Then I decided to become a Yoga teacher. The more Yoga I did, the more I realized I was benefiting not just from increased physical wellness (very significant for someone with a chronic illness!), but my whole body/mind/spirit was improving!
Eventually I wasn’t scared any more. What a relief that was!
I remember crying tears of joy and release when one day I realized I wasn’t scared. I felt like my heart opened that day and I let new love in. So, I decided to study a few more years and recently became a Yoga Therapist to learn more about this deeper healing and release that I had experienced. I wanted more of this peaceful feeling, I didn’t want to go back to living my life in fear of a future that I didn’t want to face. Or always trying to prove something to myself or someone else.

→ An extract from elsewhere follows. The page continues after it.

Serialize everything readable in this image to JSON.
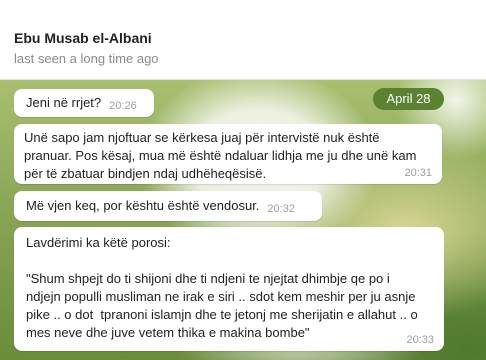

I could just be. That’s it. Just be okay.
Yoga Therapists are trained to help individuals through the specific application of techniques such as yoga postures, breathing, meditating and more. We learn about 5 different layers (called Koshas or sheaths) of the body where healing can take place and how to help people with their specific concern. A Yoga Therapist doesn’t just teach you how to do yoga postures, but how to apply those and other techniques to your own healing journey.
My personal practice and healing journey continue as I still face every day with a chronic illness. Yoga won’t cure my MS, but it sure makes MS a less significant part my life!
If you have a chronic illness like anxiety or depression, or an autoimmune condition that is affecting your life, consider booking an appointment. We start with an intake and assessment to determine the best practice for you. Then we develop a home practice for you to work on. The goal of Yoga Therapy is to give clients a home practice to most efficiently help them reach their wellness goals working along with your current medical care providers. Your home practice might include yoga postures, breathing, or creating other daily rituals that work for you! For the first few months, you might come in to see me more often as your home practice develops, then only as often as needed or wanted, as your needs or goals change.
My goal is to live life like I don’t have MS. What’s yours?
Contact me to begin your healing journey.